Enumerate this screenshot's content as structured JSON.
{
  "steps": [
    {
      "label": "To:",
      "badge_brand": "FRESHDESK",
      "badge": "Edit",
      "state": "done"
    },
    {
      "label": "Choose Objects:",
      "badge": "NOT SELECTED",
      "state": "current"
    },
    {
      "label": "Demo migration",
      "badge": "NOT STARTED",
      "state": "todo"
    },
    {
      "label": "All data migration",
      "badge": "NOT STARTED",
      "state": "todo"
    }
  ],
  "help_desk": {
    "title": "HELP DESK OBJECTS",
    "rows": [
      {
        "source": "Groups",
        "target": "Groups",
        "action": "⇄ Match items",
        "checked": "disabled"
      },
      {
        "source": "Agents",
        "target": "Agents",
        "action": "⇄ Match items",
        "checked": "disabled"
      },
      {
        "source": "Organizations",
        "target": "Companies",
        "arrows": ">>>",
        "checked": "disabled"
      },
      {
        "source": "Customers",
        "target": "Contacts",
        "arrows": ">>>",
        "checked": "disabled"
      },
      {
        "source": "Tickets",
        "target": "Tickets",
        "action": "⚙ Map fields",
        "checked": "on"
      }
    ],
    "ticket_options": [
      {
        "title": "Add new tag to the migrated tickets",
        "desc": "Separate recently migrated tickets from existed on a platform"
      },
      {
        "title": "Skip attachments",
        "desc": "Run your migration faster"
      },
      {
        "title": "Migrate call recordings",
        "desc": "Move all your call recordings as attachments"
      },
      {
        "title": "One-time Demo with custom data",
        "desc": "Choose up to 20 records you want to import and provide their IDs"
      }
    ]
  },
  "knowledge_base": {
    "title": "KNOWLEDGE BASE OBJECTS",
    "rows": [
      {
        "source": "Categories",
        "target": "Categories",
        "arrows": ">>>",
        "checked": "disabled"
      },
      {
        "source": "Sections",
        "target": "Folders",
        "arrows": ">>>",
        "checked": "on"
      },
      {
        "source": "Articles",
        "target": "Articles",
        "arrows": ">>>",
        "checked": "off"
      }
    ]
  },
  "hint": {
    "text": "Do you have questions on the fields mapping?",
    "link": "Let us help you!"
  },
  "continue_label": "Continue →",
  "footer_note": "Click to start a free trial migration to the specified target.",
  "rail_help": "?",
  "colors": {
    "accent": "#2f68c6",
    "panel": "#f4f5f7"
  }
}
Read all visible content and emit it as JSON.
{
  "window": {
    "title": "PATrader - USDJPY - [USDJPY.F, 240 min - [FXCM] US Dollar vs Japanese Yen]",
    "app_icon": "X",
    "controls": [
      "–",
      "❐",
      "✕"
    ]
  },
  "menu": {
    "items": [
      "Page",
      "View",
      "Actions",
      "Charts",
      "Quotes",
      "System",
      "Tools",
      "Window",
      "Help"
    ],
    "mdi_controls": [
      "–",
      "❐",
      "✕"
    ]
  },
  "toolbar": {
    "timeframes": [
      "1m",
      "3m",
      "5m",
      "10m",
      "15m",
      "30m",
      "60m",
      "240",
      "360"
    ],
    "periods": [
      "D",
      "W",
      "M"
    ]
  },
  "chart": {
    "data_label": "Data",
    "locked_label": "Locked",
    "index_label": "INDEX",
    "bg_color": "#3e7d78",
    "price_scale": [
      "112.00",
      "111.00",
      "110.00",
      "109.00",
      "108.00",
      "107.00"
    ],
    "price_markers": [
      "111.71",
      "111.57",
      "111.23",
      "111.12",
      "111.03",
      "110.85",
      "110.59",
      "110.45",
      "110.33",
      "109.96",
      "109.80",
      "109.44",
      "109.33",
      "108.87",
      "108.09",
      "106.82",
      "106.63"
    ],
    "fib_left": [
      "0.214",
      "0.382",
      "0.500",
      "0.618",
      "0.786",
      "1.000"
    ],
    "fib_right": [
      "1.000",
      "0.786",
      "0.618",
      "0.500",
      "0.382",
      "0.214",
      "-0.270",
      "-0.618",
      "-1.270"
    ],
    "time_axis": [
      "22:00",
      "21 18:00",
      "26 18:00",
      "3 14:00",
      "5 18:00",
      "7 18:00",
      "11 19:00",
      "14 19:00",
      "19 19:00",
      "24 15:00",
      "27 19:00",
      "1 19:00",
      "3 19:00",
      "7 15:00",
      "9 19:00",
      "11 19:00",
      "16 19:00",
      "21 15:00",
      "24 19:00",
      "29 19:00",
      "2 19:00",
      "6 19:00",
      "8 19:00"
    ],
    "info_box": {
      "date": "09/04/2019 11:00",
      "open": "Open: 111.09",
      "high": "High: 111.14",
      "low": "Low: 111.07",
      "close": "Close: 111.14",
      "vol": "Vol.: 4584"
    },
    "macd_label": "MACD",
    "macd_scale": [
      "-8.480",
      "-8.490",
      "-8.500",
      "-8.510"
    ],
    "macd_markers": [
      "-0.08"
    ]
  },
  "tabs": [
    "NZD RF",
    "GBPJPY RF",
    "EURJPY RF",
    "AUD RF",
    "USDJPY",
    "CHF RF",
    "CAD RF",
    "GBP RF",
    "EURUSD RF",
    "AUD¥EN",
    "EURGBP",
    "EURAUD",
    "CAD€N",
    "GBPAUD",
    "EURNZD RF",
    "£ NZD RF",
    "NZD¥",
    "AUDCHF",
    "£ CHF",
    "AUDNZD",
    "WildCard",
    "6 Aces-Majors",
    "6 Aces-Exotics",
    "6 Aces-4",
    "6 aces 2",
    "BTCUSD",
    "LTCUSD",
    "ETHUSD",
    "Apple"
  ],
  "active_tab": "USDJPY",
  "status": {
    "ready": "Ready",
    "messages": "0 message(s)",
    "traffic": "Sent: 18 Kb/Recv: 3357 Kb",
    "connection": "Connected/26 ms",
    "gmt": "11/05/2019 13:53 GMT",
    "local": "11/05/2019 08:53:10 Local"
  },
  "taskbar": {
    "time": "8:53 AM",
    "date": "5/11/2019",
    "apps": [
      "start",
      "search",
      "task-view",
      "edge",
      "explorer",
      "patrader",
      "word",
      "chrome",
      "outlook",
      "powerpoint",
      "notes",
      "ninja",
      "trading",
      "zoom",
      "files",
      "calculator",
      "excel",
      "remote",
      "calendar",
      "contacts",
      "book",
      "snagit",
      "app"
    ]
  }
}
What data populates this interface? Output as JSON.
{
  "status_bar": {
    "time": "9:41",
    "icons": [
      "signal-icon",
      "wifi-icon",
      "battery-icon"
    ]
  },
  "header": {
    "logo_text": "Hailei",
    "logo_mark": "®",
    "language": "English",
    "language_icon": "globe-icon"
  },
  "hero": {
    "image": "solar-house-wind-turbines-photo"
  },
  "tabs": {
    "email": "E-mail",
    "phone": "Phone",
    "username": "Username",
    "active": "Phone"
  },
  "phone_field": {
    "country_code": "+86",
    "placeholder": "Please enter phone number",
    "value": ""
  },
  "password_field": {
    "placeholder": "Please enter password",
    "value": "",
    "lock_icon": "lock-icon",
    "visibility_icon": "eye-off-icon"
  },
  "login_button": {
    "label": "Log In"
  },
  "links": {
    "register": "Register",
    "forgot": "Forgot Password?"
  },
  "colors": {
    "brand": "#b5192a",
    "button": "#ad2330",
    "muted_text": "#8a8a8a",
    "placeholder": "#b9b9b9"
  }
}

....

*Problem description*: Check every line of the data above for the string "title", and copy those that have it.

*Result of the task*:
    "title": "HELP DESK OBJECTS",
        "title": "Add new tag to the migrated tickets",
        "title": "Skip attachments",
        "title": "Migrate call recordings",
        "title": "One-time Demo with custom data",
    "title": "KNOWLEDGE BASE OBJECTS",
    "title": "PATrader - USDJPY - [USDJPY.F, 240 min - [FXCM] US Dollar vs Japanese Yen]",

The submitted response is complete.